Task statement =
Please filter the data below down to the lines holding the string "印刷面積合計".

Records from a data source:
####

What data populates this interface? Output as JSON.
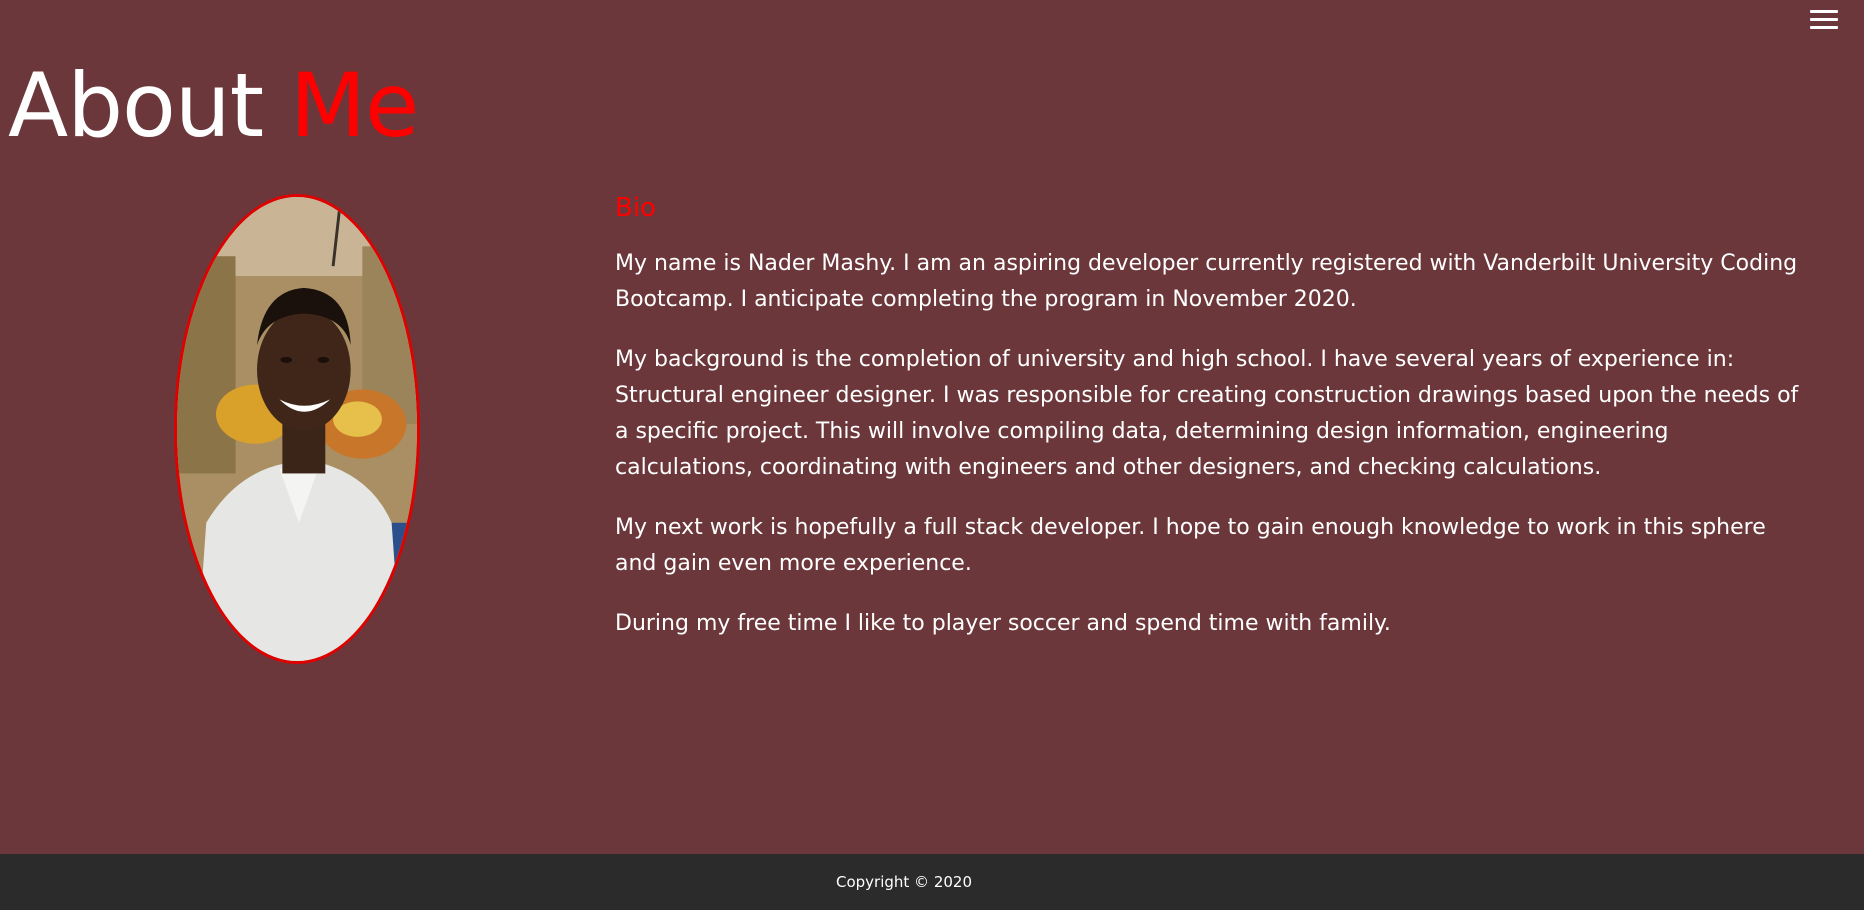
{
  "header": {
    "menu_icon": "hamburger-menu-icon"
  },
  "title": {
    "part1": "About ",
    "part2": "Me"
  },
  "profile": {
    "photo_alt": "Profile photo"
  },
  "bio": {
    "heading": "Bio",
    "paragraphs": [
      "My name is Nader Mashy. I am an aspiring developer currently registered with Vanderbilt University Coding Bootcamp. I anticipate completing the program in November 2020.",
      "My background is the completion of university and high school. I have several years of experience in: Structural engineer designer. I was responsible for creating construction drawings based upon the needs of a specific project. This will involve compiling data, determining design information, engineering calculations, coordinating with engineers and other designers, and checking calculations.",
      "My next work is hopefully a full stack developer. I hope to gain enough knowledge to work in this sphere and gain even more experience.",
      "During my free time I like to player soccer and spend time with family."
    ]
  },
  "footer": {
    "copyright": "Copyright © 2020"
  },
  "colors": {
    "background": "#6b373b",
    "accent": "#ff0000",
    "footer": "#2b2b2b",
    "text": "#ffffff"
  }
}
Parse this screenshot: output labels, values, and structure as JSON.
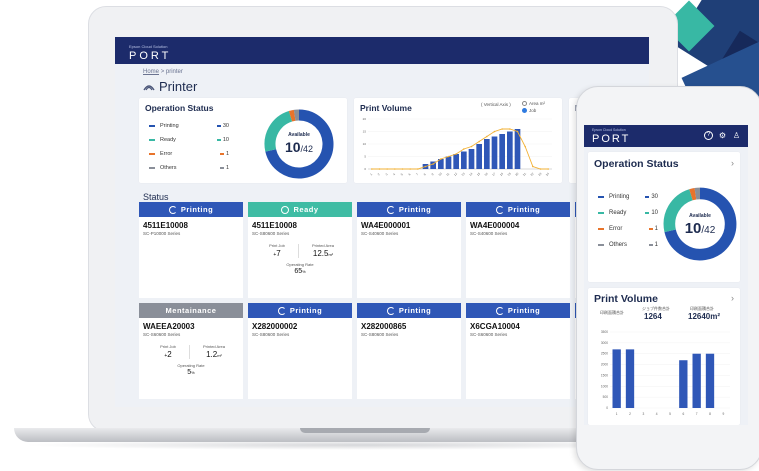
{
  "laptop": {
    "brand_sub": "Epson Cloud Solution",
    "brand": "PORT",
    "breadcrumb": {
      "home": "Home",
      "separator": ">",
      "current": "printer"
    },
    "page_title": "Printer",
    "operation_status": {
      "title": "Operation Status",
      "legend": [
        {
          "label": "Printing",
          "count": "30",
          "color": "#2553b0"
        },
        {
          "label": "Ready",
          "count": "10",
          "color": "#38b8a4"
        },
        {
          "label": "Error",
          "count": "1",
          "color": "#e8742b"
        },
        {
          "label": "Others",
          "count": "1",
          "color": "#8a8f99"
        }
      ],
      "donut_label": "Available",
      "donut_value": "10",
      "donut_total": "/42"
    },
    "print_volume": {
      "title": "Print Volume",
      "mode": "( Vertical Axis )",
      "opt_area": "Area m²",
      "opt_job": "Job"
    },
    "third_card_title": "Re",
    "status_title": "Status",
    "cards": [
      {
        "state": "Printing",
        "serial": "4511E10008",
        "model": "SC-P10000 Series",
        "color": "#2f57b7"
      },
      {
        "state": "Ready",
        "serial": "4511E10008",
        "model": "SC-S80600 Series",
        "color": "#3fbca4",
        "print_job_label": "Print Job",
        "print_job": "7",
        "printed_area_label": "Printed Area",
        "printed_area": "12.5",
        "printed_area_unit": "m²",
        "op_rate_label": "Operating Rate",
        "op_rate": "65",
        "op_rate_unit": "%"
      },
      {
        "state": "Printing",
        "serial": "WA4E000001",
        "model": "SC-S40600 Series",
        "color": "#2f57b7"
      },
      {
        "state": "Printing",
        "serial": "WA4E000004",
        "model": "SC-S40600 Series",
        "color": "#2f57b7"
      },
      {
        "state": "Mentainance",
        "serial": "WAEEA20003",
        "model": "SC-S60600 Series",
        "color": "#8a8f99",
        "print_job_label": "Print Job",
        "print_job": "2",
        "printed_area_label": "Printed Area",
        "printed_area": "1.2",
        "printed_area_unit": "m²",
        "op_rate_label": "Operating Rate",
        "op_rate": "5",
        "op_rate_unit": "%"
      },
      {
        "state": "Printing",
        "serial": "X282000002",
        "model": "SC-S80600 Series",
        "color": "#2f57b7"
      },
      {
        "state": "Printing",
        "serial": "X282000865",
        "model": "SC-S80600 Series",
        "color": "#2f57b7"
      },
      {
        "state": "Printing",
        "serial": "X6CGA10004",
        "model": "SC-S60600 Series",
        "color": "#2f57b7"
      }
    ]
  },
  "phone": {
    "brand_sub": "Epson Cloud Solution",
    "brand": "PORT",
    "operation_status": {
      "title": "Operation Status",
      "legend": [
        {
          "label": "Printing",
          "count": "30",
          "color": "#2553b0"
        },
        {
          "label": "Ready",
          "count": "10",
          "color": "#38b8a4"
        },
        {
          "label": "Error",
          "count": "1",
          "color": "#e8742b"
        },
        {
          "label": "Others",
          "count": "1",
          "color": "#8a8f99"
        }
      ],
      "donut_label": "Available",
      "donut_value": "10",
      "donut_total": "/42"
    },
    "print_volume": {
      "title": "Print Volume",
      "stat1_label": "印刷面積合計",
      "stat1_value": "",
      "stat2_label": "ジョブ件数合計",
      "stat2_value": "1264",
      "stat3_label": "印刷面積合計",
      "stat3_value": "12640m²"
    }
  },
  "chart_data": [
    {
      "type": "bar",
      "title": "Print Volume",
      "categories": [
        "1",
        "2",
        "3",
        "4",
        "5",
        "6",
        "7",
        "8",
        "9",
        "10",
        "11",
        "12",
        "13",
        "14",
        "15",
        "16",
        "17",
        "18",
        "19",
        "20",
        "21",
        "22",
        "23",
        "24"
      ],
      "series": [
        {
          "name": "Job",
          "values": [
            0,
            0,
            0,
            0,
            0,
            0,
            0,
            2,
            3,
            4,
            5,
            6,
            7,
            8,
            10,
            12,
            13,
            14,
            15,
            16,
            0,
            0,
            0,
            0
          ]
        },
        {
          "name": "Area m²",
          "values": [
            0,
            0,
            0,
            0,
            0,
            0,
            0,
            1,
            2,
            4,
            5,
            6,
            8,
            9,
            11,
            13,
            15,
            16,
            16,
            15,
            9,
            1,
            0,
            0
          ]
        }
      ],
      "ylim": [
        0,
        20
      ]
    },
    {
      "type": "bar",
      "title": "Print Volume",
      "categories": [
        "1",
        "2",
        "3",
        "4",
        "5",
        "6",
        "7",
        "8",
        "9"
      ],
      "values": [
        2700,
        2700,
        0,
        0,
        0,
        2200,
        2500,
        2500,
        0
      ],
      "ylim": [
        0,
        3500
      ]
    }
  ]
}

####

Result of the exercise =
      "stat1_label": "印刷面積合計",
      "stat3_label": "印刷面積合計",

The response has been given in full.